## Task objective:
Report every line of the records below that contains the word "JSON".

## Data:

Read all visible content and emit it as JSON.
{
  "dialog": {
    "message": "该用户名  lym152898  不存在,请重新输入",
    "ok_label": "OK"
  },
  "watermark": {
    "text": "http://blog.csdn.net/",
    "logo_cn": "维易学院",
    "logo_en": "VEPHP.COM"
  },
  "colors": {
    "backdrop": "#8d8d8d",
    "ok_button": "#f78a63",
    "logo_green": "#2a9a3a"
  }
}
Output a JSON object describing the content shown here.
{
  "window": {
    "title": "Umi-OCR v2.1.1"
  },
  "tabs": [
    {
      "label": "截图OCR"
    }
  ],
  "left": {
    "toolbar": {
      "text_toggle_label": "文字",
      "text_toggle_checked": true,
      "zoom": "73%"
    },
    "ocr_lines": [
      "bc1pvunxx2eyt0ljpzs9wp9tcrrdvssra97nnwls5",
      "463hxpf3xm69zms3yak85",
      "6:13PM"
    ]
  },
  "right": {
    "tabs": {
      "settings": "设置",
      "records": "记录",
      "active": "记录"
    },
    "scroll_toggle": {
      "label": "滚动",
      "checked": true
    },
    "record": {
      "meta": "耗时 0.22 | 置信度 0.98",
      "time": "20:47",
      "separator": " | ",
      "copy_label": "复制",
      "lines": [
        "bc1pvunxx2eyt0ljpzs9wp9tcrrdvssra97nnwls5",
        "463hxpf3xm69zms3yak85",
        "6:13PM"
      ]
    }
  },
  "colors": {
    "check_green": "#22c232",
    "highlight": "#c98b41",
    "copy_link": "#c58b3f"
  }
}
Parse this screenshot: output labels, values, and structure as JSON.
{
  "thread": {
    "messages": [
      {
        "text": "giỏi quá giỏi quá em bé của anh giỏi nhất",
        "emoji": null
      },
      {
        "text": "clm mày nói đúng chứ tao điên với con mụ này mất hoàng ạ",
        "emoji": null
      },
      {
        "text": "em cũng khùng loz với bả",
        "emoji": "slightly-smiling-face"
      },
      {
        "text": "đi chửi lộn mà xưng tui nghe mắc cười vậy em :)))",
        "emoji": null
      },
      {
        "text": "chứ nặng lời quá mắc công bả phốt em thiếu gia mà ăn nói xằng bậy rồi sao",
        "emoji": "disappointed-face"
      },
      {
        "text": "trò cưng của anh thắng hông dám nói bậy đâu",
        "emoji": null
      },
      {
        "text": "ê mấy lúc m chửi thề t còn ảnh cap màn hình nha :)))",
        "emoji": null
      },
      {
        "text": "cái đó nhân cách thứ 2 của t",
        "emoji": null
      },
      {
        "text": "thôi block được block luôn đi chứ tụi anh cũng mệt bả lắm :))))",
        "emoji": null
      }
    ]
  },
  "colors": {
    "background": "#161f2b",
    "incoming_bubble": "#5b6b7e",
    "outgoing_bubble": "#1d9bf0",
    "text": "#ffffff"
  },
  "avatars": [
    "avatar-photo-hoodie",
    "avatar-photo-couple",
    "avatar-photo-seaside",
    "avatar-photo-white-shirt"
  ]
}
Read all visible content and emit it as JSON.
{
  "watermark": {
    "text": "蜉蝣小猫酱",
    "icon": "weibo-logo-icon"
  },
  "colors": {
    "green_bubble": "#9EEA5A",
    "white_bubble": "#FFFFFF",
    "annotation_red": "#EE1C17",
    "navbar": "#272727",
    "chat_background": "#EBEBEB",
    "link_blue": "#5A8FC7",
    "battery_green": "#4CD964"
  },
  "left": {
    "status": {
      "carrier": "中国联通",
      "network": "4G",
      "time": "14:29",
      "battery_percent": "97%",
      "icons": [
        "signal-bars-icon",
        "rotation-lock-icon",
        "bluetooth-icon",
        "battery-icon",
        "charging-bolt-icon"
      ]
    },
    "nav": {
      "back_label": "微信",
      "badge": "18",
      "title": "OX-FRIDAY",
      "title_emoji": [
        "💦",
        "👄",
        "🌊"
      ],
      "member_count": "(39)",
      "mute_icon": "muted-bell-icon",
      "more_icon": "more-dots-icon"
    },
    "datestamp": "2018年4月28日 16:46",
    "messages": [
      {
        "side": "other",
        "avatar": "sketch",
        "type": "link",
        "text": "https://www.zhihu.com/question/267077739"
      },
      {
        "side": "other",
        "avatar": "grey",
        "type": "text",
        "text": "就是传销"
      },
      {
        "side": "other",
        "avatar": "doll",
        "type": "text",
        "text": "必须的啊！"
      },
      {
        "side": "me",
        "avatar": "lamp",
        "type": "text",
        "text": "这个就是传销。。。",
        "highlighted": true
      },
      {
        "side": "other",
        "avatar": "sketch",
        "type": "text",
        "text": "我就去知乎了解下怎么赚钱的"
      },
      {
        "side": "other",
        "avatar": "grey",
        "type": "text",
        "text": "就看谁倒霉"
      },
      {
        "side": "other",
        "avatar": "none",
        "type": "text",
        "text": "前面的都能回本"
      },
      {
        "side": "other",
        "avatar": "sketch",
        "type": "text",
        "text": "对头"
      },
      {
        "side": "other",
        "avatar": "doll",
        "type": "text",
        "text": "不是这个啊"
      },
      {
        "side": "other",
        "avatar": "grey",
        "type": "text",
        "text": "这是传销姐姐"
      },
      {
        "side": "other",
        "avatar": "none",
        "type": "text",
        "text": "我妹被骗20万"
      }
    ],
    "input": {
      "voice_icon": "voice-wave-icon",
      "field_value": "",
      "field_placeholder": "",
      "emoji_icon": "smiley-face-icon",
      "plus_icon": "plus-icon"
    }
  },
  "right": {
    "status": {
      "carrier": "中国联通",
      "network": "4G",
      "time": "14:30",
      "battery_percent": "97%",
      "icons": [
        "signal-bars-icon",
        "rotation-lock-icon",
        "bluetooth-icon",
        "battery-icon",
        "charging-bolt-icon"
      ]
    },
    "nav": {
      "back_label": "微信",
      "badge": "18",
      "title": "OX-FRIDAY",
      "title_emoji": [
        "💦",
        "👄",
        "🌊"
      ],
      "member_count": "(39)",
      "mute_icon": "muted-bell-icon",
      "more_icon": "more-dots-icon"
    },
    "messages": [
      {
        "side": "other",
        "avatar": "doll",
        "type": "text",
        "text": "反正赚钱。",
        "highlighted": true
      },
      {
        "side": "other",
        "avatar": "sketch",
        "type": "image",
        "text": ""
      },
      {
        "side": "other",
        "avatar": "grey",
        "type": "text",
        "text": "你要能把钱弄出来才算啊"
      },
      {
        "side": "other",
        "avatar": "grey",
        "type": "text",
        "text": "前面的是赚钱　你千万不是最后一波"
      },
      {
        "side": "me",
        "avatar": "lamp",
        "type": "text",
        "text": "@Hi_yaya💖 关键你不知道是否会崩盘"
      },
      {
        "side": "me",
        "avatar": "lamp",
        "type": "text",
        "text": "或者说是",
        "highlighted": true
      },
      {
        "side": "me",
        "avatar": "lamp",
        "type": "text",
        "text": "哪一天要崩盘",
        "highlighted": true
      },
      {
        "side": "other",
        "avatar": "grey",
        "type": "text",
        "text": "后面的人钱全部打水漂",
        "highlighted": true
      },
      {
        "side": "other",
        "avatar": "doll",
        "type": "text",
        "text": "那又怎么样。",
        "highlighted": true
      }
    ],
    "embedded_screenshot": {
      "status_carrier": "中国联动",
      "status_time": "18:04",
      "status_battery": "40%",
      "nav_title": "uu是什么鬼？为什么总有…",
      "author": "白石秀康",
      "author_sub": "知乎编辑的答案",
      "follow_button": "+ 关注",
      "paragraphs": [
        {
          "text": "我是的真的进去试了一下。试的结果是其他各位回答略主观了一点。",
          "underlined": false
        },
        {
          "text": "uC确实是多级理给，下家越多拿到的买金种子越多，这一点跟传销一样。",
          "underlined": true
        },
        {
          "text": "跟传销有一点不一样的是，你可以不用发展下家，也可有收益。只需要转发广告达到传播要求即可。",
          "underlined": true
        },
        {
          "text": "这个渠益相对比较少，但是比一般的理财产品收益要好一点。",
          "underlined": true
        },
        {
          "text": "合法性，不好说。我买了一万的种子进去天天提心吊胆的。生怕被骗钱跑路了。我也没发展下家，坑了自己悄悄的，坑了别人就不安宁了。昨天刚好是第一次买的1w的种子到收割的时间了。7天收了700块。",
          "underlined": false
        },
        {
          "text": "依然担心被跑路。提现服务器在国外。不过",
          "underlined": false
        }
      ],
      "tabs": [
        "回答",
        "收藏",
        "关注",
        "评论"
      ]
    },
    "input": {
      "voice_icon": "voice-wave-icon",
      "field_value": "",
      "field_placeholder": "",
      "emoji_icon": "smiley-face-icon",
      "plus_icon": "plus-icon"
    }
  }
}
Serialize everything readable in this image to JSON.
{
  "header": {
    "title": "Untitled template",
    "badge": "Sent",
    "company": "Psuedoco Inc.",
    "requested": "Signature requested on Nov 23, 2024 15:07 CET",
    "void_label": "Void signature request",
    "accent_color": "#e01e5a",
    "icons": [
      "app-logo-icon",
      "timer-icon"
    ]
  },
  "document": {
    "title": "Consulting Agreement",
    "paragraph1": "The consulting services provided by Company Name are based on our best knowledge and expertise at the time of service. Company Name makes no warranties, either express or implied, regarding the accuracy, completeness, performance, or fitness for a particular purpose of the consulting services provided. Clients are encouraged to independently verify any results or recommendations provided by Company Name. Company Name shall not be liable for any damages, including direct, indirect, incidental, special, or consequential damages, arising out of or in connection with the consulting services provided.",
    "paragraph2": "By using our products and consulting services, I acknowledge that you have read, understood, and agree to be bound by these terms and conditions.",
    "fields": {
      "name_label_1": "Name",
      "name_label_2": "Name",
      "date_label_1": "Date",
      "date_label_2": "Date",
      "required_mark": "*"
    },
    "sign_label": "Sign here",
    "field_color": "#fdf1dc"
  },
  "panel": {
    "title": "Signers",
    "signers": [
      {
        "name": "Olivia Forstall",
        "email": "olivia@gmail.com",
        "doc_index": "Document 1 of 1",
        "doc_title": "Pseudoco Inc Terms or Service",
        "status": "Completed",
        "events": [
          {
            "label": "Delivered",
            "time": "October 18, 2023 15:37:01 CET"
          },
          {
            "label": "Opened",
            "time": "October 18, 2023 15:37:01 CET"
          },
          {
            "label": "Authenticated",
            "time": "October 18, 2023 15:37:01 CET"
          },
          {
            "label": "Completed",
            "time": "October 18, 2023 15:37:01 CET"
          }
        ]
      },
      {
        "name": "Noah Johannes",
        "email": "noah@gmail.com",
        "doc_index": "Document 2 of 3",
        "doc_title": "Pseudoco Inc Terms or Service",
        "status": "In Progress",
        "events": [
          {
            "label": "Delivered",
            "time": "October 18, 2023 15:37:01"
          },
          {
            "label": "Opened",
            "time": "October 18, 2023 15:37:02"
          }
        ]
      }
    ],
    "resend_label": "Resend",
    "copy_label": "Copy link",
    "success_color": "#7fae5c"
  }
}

## Task response:
Read all visible content and emit it as JSON.
Output a JSON object describing the content shown here.
Parse this screenshot: output labels, values, and structure as JSON.
Read all visible content and emit it as JSON.
Serialize everything readable in this image to JSON.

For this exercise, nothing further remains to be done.